What the exercise asks: Repeat the data that follows exactly, starting at the line with "Enumerate this screenshot's" and ending at the line with "Output a JSON", and leave out every picture.

Input for this task:

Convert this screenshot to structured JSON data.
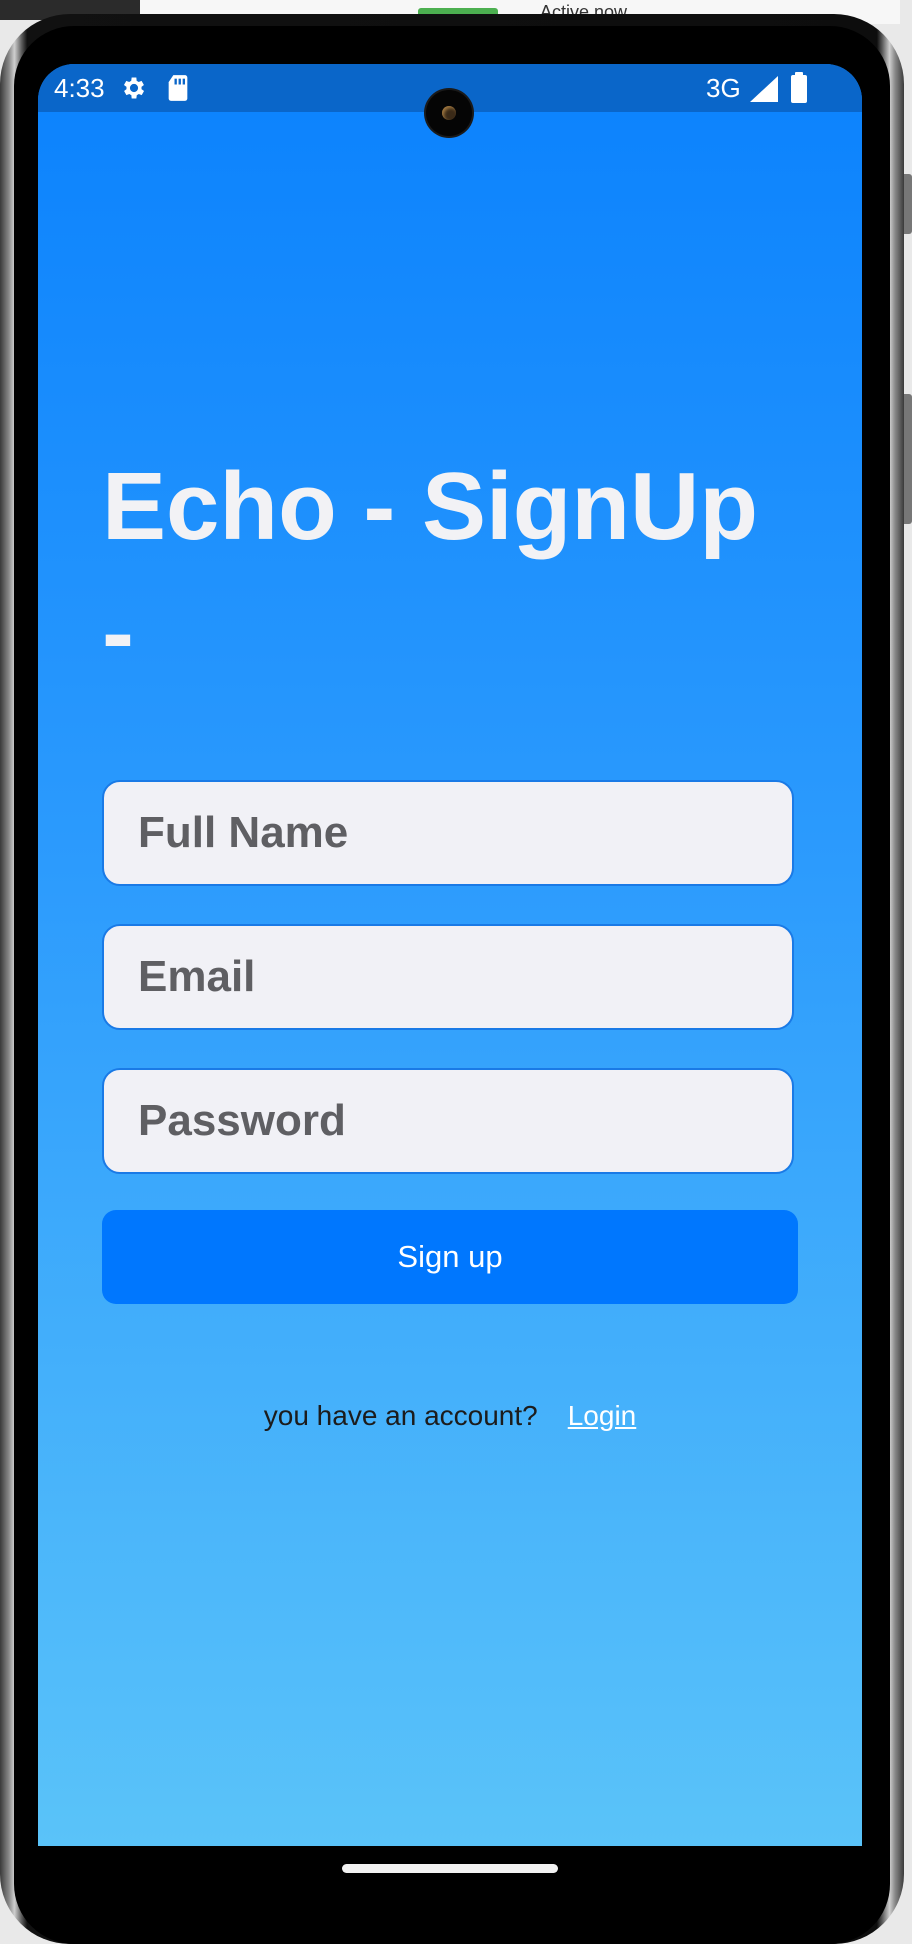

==

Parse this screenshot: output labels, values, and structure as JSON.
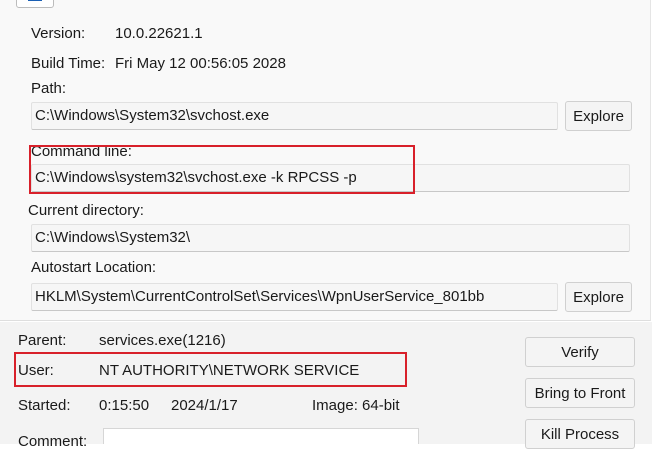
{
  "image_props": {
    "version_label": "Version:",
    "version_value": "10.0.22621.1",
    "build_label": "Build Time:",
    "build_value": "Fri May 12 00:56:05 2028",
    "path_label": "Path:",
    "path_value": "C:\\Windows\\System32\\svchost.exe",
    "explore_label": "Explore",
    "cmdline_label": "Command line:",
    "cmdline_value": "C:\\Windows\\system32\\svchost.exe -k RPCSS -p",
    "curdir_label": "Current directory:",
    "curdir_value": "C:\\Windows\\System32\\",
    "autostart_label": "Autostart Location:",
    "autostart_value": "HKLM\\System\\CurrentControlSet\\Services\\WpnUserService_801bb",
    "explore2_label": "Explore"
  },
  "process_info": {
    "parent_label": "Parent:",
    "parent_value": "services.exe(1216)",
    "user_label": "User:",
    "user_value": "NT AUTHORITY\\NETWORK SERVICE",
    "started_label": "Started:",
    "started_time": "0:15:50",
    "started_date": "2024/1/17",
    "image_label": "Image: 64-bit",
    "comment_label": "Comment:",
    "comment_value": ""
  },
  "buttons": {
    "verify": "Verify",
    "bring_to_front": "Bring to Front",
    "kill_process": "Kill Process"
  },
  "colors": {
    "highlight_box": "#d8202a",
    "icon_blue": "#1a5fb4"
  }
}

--

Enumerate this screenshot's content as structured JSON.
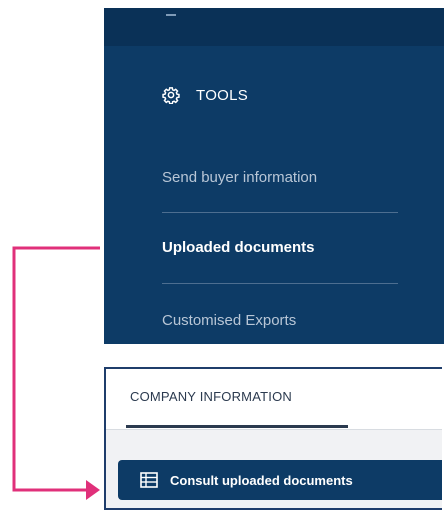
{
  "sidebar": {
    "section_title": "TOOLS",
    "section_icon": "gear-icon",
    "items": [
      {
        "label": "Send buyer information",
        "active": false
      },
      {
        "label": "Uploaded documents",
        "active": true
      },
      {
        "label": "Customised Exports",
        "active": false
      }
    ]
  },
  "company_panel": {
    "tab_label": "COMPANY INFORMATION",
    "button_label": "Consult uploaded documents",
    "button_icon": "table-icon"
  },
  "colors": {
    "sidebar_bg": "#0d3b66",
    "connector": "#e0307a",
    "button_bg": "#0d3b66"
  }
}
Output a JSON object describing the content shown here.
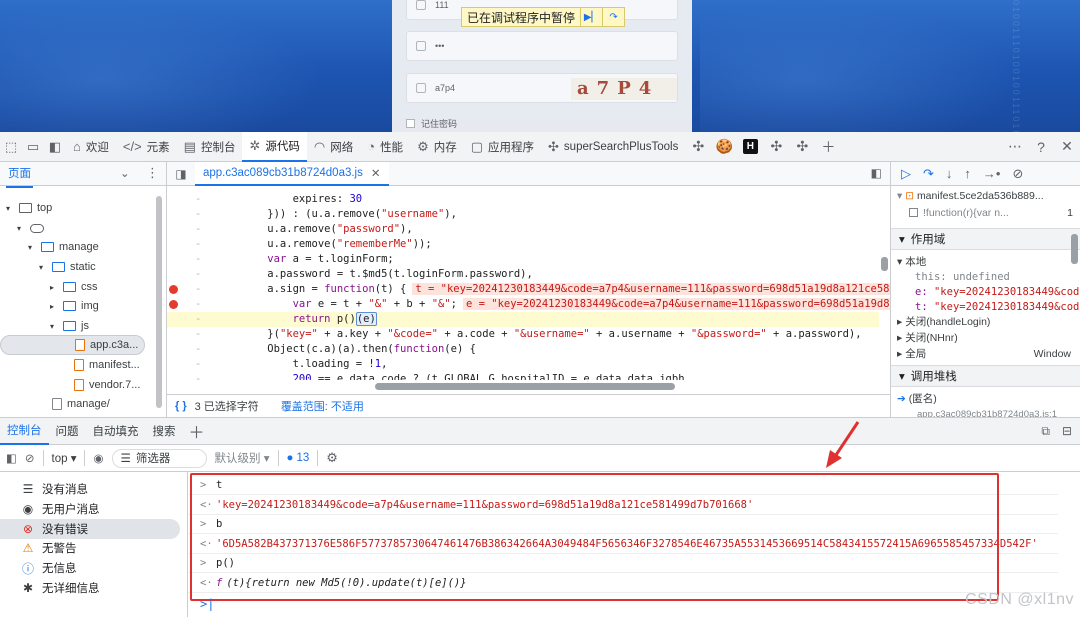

Result for this task:
Enumerate this screenshot's content as structured JSON.
{
  "sidebar": {
    "section_title": "TOOLS",
    "section_icon": "gear-icon",
    "items": [
      {
        "label": "Send buyer information",
        "active": false
      },
      {
        "label": "Uploaded documents",
        "active": true
      },
      {
        "label": "Customised Exports",
        "active": false
      }
    ]
  },
  "company_panel": {
    "tab_label": "COMPANY INFORMATION",
    "button_label": "Consult uploaded documents",
    "button_icon": "table-icon"
  },
  "colors": {
    "sidebar_bg": "#0d3b66",
    "connector": "#e0307a",
    "button_bg": "#0d3b66"
  }
}
Output a JSON object describing the content shown here.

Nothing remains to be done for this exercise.